A new company that aims to recycle marine plastics has been launched by Aker Biomarine today.

Lasse Johansen, Matts Johansen and Runa Haug Khoury

© Aker Biomarine

Called AION (from the Greek for eternity), it will offer products and services to companies with a desire to recycle waste and re-use materials and stems from circular initiatives focused on plastic waste and production residues from within Aker BioMarine.

The new company will initially use Aker BioMarine's own streams of plastic and biological production residues will be recycled into new products, allowing the company to reach its zero-waste vision.

It will also work through Aker BioMarine's network to receive other companies' plastic and biowaste streams. In the long run, AION aims to manage production residues globally and will work to scale its business model with an ambition for listing.

“There is no waste, only resources astray. These resources need to find their way into new value chains, contributing to increased resource efficiency while creating value. AION is well positioned to play a key role in unleashing these commercial opportunities,” says Matts Johansen, CEO of Aker BioMarine’s.

A $60 billion opportunity

260 million tonnes of plastic waste is generated annually worldwide. The EU has set a target of 55 percent recycling of plastic packaging waste within 2030. According to McKinsey, only 16 percent of plastic packaging waste is recycled today, but additional regulatory tightening is expected. During 2021, the technical specifications of the EU Taxonomy objective on circular economy will be defined. This is likely to create a pull in the market for recycled products. In order to reach the target of 55 percent recycling rate in 2030, McKinsey predicts a market size potential of $60 billion. In this context, Aker BioMarine sees large opportunities for AION.

“Technology development in this segment is rapid, therefore AION's business model is technology diagnostic. We will not make large investments in fixed assets but will rather base ourselves on a value chain of solid and innovative subcontractors. Through our American subsidiary, Lang Pharma Nutrition, we have thirty years of experience in operating such a model,” says Johansen.

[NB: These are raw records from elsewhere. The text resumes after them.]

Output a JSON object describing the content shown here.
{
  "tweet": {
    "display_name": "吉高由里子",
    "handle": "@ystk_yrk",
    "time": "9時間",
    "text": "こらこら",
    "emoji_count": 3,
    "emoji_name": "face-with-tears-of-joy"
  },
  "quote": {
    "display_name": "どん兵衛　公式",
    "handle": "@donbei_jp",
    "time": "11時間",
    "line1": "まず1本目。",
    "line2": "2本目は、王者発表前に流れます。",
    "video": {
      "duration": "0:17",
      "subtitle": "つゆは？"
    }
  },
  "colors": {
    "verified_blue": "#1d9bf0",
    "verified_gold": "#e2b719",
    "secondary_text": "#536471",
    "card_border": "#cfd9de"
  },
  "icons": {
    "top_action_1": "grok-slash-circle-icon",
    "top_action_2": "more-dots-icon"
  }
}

Certified value chain and customers in place

The establishment of AION takes place through the acquisition of a startup company built by Lasse Johansen, an employee at Aker BioMarine. AION is built on an existing value chain and is one of three Norwegian companies certified B-Corp, which is recognised as one of the most important sustainability certifications in American retail. Lasse Johansen will continue to play an active role as working chairman of AION.

“What Lasse has achieved alongside a very demanding responsibility in Aker BioMarine says a lot about the opportunity-oriented culture in our company,” says Johansen.

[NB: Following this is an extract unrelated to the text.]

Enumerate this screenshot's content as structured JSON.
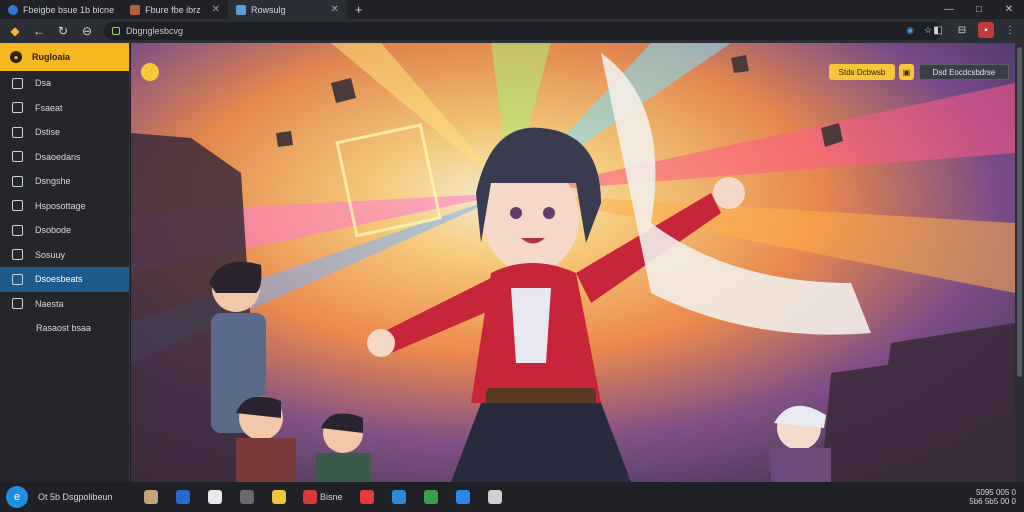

McDonald's is one of several companies already on AION's customer, uses serving trays of recycled marine plastic.

“Our ambition is to run McDonald's in a sustainable way both in terms of packaging and our other business. This means trying new things and constantly being on the lookout for new solutions. The recycled serving trays of sea plastic are one example of this. We developed these together with AION and we have taken another step towards reducing our footprint. We look forward to continuing the collaboration to achieve full circularity for our serving trays,” says Hilde Øverby, Nordic QA and supplier sustainability lead at McDonald’s.